> Exercise aim
Could you output all of the records below exactly as they appear?

─── Data extract

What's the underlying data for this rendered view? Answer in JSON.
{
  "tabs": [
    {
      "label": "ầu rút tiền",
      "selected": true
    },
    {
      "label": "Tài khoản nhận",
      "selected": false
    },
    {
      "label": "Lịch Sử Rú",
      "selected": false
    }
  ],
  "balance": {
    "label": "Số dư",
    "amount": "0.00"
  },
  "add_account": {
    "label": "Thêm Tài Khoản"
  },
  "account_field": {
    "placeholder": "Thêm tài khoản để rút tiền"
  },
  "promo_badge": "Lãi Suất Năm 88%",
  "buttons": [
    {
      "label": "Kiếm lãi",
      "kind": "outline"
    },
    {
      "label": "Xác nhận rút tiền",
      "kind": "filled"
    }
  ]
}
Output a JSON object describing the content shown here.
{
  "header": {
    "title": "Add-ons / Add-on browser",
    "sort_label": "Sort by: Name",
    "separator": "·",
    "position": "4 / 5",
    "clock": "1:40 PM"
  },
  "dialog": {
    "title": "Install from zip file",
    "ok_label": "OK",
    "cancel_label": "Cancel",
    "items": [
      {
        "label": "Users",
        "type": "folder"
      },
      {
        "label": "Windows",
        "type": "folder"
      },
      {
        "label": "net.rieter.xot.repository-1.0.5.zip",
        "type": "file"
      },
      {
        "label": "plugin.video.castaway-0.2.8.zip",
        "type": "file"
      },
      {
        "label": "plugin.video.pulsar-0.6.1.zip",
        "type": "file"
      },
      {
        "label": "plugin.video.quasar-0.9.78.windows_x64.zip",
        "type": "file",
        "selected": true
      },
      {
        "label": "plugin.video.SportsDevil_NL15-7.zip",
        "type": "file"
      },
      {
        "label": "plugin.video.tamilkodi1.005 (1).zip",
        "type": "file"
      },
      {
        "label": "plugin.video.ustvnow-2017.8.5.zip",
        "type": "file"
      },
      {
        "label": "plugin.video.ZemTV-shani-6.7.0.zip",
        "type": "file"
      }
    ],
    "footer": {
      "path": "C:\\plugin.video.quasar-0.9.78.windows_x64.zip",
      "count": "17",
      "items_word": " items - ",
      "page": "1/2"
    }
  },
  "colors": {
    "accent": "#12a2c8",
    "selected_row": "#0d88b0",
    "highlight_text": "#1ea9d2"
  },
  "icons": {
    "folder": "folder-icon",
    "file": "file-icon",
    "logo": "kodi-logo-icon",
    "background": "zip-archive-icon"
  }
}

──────

> Completed exercise
What's the underlying data for this rendered view? Answer in JSON.
{
  "tabs": [
    {
      "label": "ầu rút tiền",
      "selected": true
    },
    {
      "label": "Tài khoản nhận",
      "selected": false
    },
    {
      "label": "Lịch Sử Rú",
      "selected": false
    }
  ],
  "balance": {
    "label": "Số dư",
    "amount": "0.00"
  },
  "add_account": {
    "label": "Thêm Tài Khoản"
  },
  "account_field": {
    "placeholder": "Thêm tài khoản để rút tiền"
  },
  "promo_badge": "Lãi Suất Năm 88%",
  "buttons": [
    {
      "label": "Kiếm lãi",
      "kind": "outline"
    },
    {
      "label": "Xác nhận rút tiền",
      "kind": "filled"
    }
  ]
}
Output a JSON object describing the content shown here.
{
  "header": {
    "title": "Add-ons / Add-on browser",
    "sort_label": "Sort by: Name",
    "separator": "·",
    "position": "4 / 5",
    "clock": "1:40 PM"
  },
  "dialog": {
    "title": "Install from zip file",
    "ok_label": "OK",
    "cancel_label": "Cancel",
    "items": [
      {
        "label": "Users",
        "type": "folder"
      },
      {
        "label": "Windows",
        "type": "folder"
      },
      {
        "label": "net.rieter.xot.repository-1.0.5.zip",
        "type": "file"
      },
      {
        "label": "plugin.video.castaway-0.2.8.zip",
        "type": "file"
      },
      {
        "label": "plugin.video.pulsar-0.6.1.zip",
        "type": "file"
      },
      {
        "label": "plugin.video.quasar-0.9.78.windows_x64.zip",
        "type": "file",
        "selected": true
      },
      {
        "label": "plugin.video.SportsDevil_NL15-7.zip",
        "type": "file"
      },
      {
        "label": "plugin.video.tamilkodi1.005 (1).zip",
        "type": "file"
      },
      {
        "label": "plugin.video.ustvnow-2017.8.5.zip",
        "type": "file"
      },
      {
        "label": "plugin.video.ZemTV-shani-6.7.0.zip",
        "type": "file"
      }
    ],
    "footer": {
      "path": "C:\\plugin.video.quasar-0.9.78.windows_x64.zip",
      "count": "17",
      "items_word": " items - ",
      "page": "1/2"
    }
  },
  "colors": {
    "accent": "#12a2c8",
    "selected_row": "#0d88b0",
    "highlight_text": "#1ea9d2"
  },
  "icons": {
    "folder": "folder-icon",
    "file": "file-icon",
    "logo": "kodi-logo-icon",
    "background": "zip-archive-icon"
  }
}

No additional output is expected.